For the curious and interested, an article I wrote on the influence of major sports events on patriotic and nationalistic attitudes has been published online by the International Review for the Sociology of Sport.
The article is entitled, “Influence of hosting a major sports event on patriotic attitudes: The EuroBasket 2013 competition in Slovenia,” and can be accessed by clicking on the link. Readers interested in viewing the full article will need to access is through a library that is subscribed to the journal (or purchase access).
The study involved three survey waves to understand whether staging a major sports event such as the European basketball championship for men, which Slovenia hosted in 2013, increases patriotic or nationalistic attitudes among the general population. Results indicate it does not – although respondents who watched at least some of the event live or on television exhibited higher patriotic, nationalist, and smug sentiments after the tournament than the general population. This is probably a consequence of sports fans being more interested in international competition to begin with rather than a nationalizing impact of live viewing or television broadcasts; correlation is not the same as causation.
The findings of this study disprove popular claims (often made even by governments, including Slovenia’s at the time) that hosting an international sports event increases patriotic feelings among the general population. Effects, if any, are more nuanced and impact a population that is prone and primed to exhibit greater national identity to begin with.
Sports professionals and media reporters, in addition to scholars, should examine this study and its results. Most notably, they should keep in mind the need to provide guarantees that international events will contribute to the economic and/or societal development of the countries hosting them as nationalizing effects (and national unity that might follow it) are negligible.
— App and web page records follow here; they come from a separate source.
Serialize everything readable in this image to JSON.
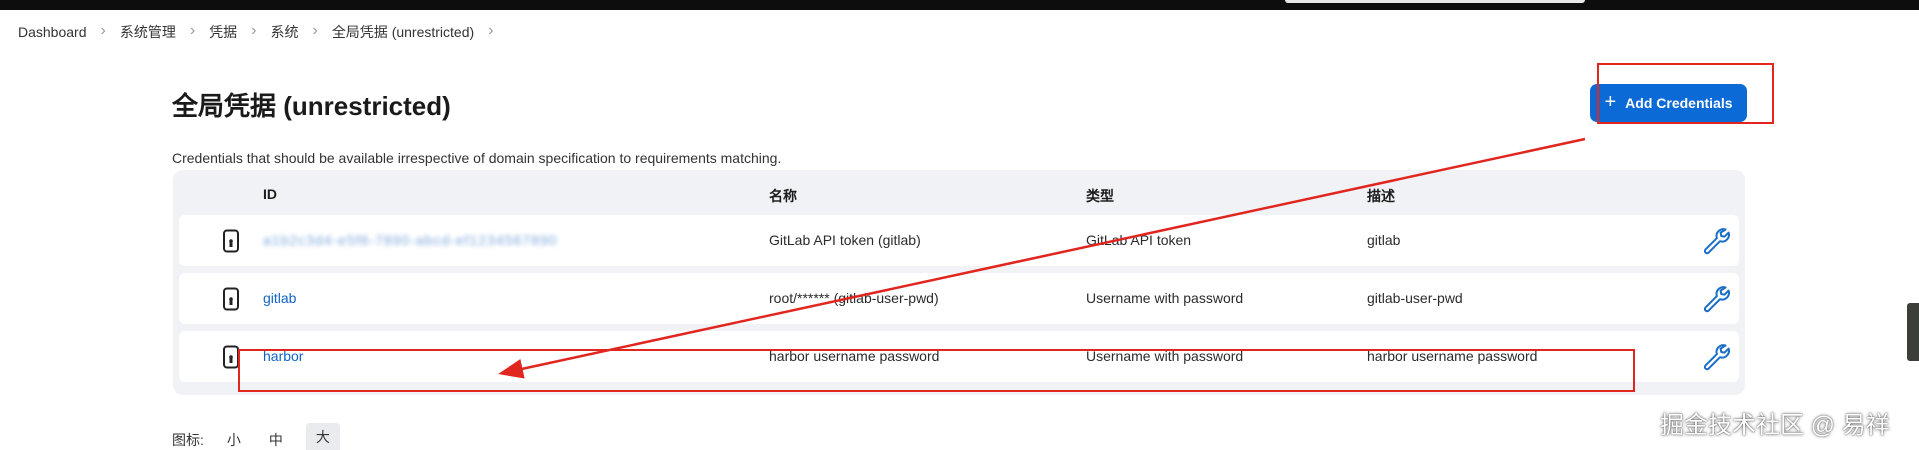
{
  "breadcrumb": [
    "Dashboard",
    "系统管理",
    "凭据",
    "系统",
    "全局凭据 (unrestricted)"
  ],
  "page": {
    "title": "全局凭据 (unrestricted)",
    "add_button_label": "Add Credentials",
    "description": "Credentials that should be available irrespective of domain specification to requirements matching."
  },
  "table": {
    "headers": {
      "id": "ID",
      "name": "名称",
      "type": "类型",
      "description": "描述"
    },
    "rows": [
      {
        "id": "a1b2c3d4-e5f6-7890-abcd-ef1234567890",
        "id_blurred": true,
        "name": "GitLab API token (gitlab)",
        "type": "GitLab API token",
        "description": "gitlab"
      },
      {
        "id": "gitlab",
        "id_blurred": false,
        "name": "root/****** (gitlab-user-pwd)",
        "type": "Username with password",
        "description": "gitlab-user-pwd"
      },
      {
        "id": "harbor",
        "id_blurred": false,
        "name": "harbor username password",
        "type": "Username with password",
        "description": "harbor username password"
      }
    ]
  },
  "icon_size": {
    "label": "图标:",
    "options": [
      "小",
      "中",
      "大"
    ],
    "selected": "大"
  },
  "watermark": "掘金技术社区 @ 易祥",
  "colors": {
    "accent": "#0b6ad6",
    "link": "#1064c8",
    "annotation": "#e0261f"
  }
}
This is the third published study focusing this basketball tournament. An earlier article just printed in Communication and Sport examined international newspaper coverage of the event. Despite the organizers’ assertion otherwise, it showed that media attention in the event was limited: selected generalist newspapers in twelve foreign countries on five continents dedicated very little attention to the tournament. Only Croatian readers enjoyed substantial coverage before the tournament, whereas most other newspapers dedicated little if any attention to topics beyond their teams’ performances. As my four co-authors and I wrote in the abstract to “International Newspaper Coverage of the 2013 EuroBasket for Men,” “hosting such events are not by default the promotional and economic boon organizers argue and the public believes.”
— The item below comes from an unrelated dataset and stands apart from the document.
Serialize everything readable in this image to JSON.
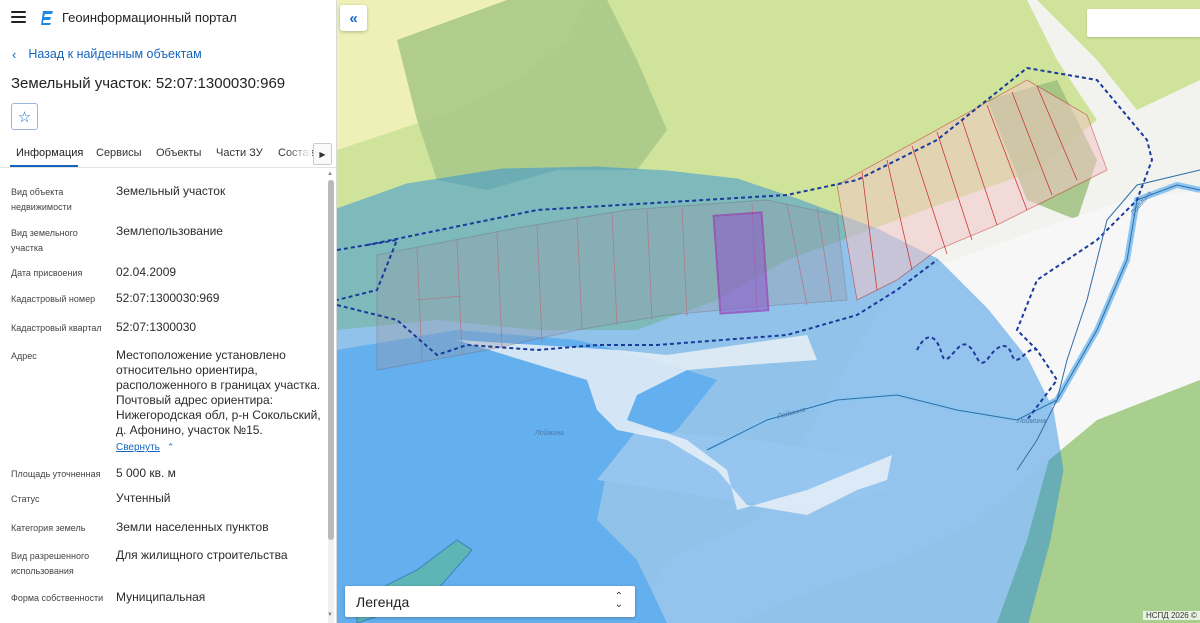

Finally, an article published in the International Journal of Sport Management and co-authored by Amy Cole examined public perceptions of social impacts of the competition. We found that the tournament increased the perceived value of such events among survey participants. Perceived benefits included world-wide recognition, promotion of active lifestyles, and economic improvements – some of which were disputed in this and later articles on the topic. Perceived negative aspects referred to the cost and inaccessibility of tickets, and to modest international tourist appeal.
Amy worked with me as research assistant at Washington State University. After successfully defending her doctoral dissertation, she is now employed with Resource Development Associates in Oakland.
A fourth article examining some economic aspects of the event is still under review, and a proposal for a comprehensive presentation of key findings related to this event has been submitted to the 2017 Play the Game conference. Hopefully, the late November gathering of academics, professionals, and policy-makers in Eindhoven (The Netherlands) will make a nice setting for the talk.